Abraham showed his willingness to sacrifice his most valuable possession, his son, to express his devotion to God. This practice gave birth to the sacrifice of animals in the primitive eras when the cattle were the most valuable possession after human beings. So, sacrificing animals or cattle meant sacrificing the most valuable economic possession in the path of God. Cattle formed the basis of their economy. In those days people were rewarded for good deeds or achievements with cattle and were punished for their crime with penalty with cattle.
In the modern times, cattle are not the backbone of economy. They are not the valuable possessions of Muslims. People domesticate them only for some benefits like milk, meat, fur etc. Only a section of Muslims have animal slaughter as their profession or means of living, not all the Muslims. If they make animal sacrifice, it may be justified only to some extent. So sacrificing animals does not meaning sacrificing their valuable possession. What they spend or sacrifice is money (gold or silver) and for sacrificing this money, they buy animals from the market. These animals are not their valuable possessions or part of their wealth. So it turns into a mechanical rite rather than a spiritual practice. One wants to sacrifice Rs 20, 000 this year, so he goes to the cattle market and buys an animal worth that amount and then slays him on Eidul Azha. So what he sacrifices is his money and not an animal he loved.
Therefore, this concept of animal sacrifice needs to be rethought in the context of modern social and economic milieu as animal sacrifice is not specific. Even the verses of the Quran say that if a person who intended and made all the preparation for Hajj but cannot go or is prevented or has some illness, he should make recompense by fasting for ten days. That is, animal sacrifice can under circumstances be replaced with other acts of charity like fasting or feeding the poor or helping them monetarily. God Himself says,

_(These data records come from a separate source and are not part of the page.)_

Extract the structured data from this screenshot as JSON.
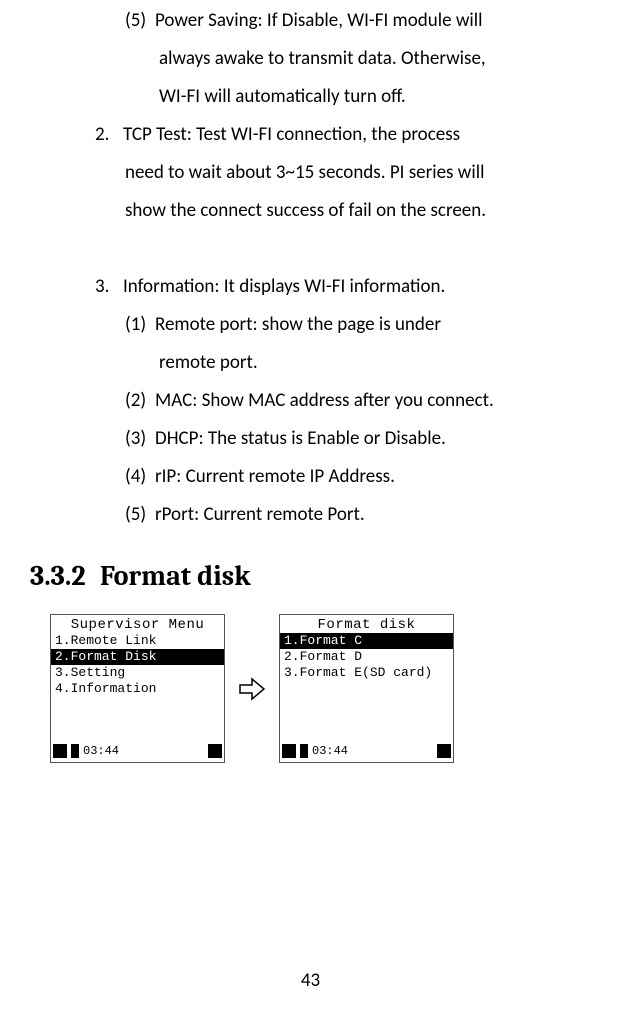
{
  "text": {
    "p1_marker": "(5)",
    "p1_l1": "Power Saving: If Disable, WI-FI module will",
    "p1_l2": "always awake to transmit data. Otherwise,",
    "p1_l3": "WI-FI will automatically turn off.",
    "p2_marker": "2.",
    "p2_l1": "TCP Test: Test WI-FI connection, the process",
    "p2_l2": "need to wait about 3~15 seconds. PI series will",
    "p2_l3": "show the connect success of fail on the screen.",
    "p3_marker": "3.",
    "p3_l1": "Information: It displays WI-FI information.",
    "p4_marker": "(1)",
    "p4_l1": "Remote port: show the page is under",
    "p4_l2": "remote port.",
    "p5_marker": "(2)",
    "p5_l1": "MAC: Show MAC address after you connect.",
    "p6_marker": "(3)",
    "p6_l1": "DHCP: The status is Enable or Disable.",
    "p7_marker": "(4)",
    "p7_l1": "rIP: Current remote IP Address.",
    "p8_marker": "(5)",
    "p8_l1": "rPort: Current remote Port."
  },
  "heading": {
    "number": "3.3.2",
    "title": "Format disk"
  },
  "screen_left": {
    "title": "Supervisor Menu",
    "items": [
      {
        "text": "1.Remote Link",
        "selected": false
      },
      {
        "text": "2.Format Disk",
        "selected": true
      },
      {
        "text": "3.Setting",
        "selected": false
      },
      {
        "text": "4.Information",
        "selected": false
      }
    ],
    "time": "03:44"
  },
  "screen_right": {
    "title": "Format disk",
    "items": [
      {
        "text": "1.Format C",
        "selected": true
      },
      {
        "text": "2.Format D",
        "selected": false
      },
      {
        "text": "3.Format E(SD card)",
        "selected": false
      }
    ],
    "time": "03:44"
  },
  "page_number": "43"
}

“It is neither their meat nor their blood that reaches Allah: it is your piety that reaches Him: He has thus made them subject to you that ye may glorify Allah for His guidance to you: And proclaim the Good News to all who do right.” (Al-Hajj 22: 37)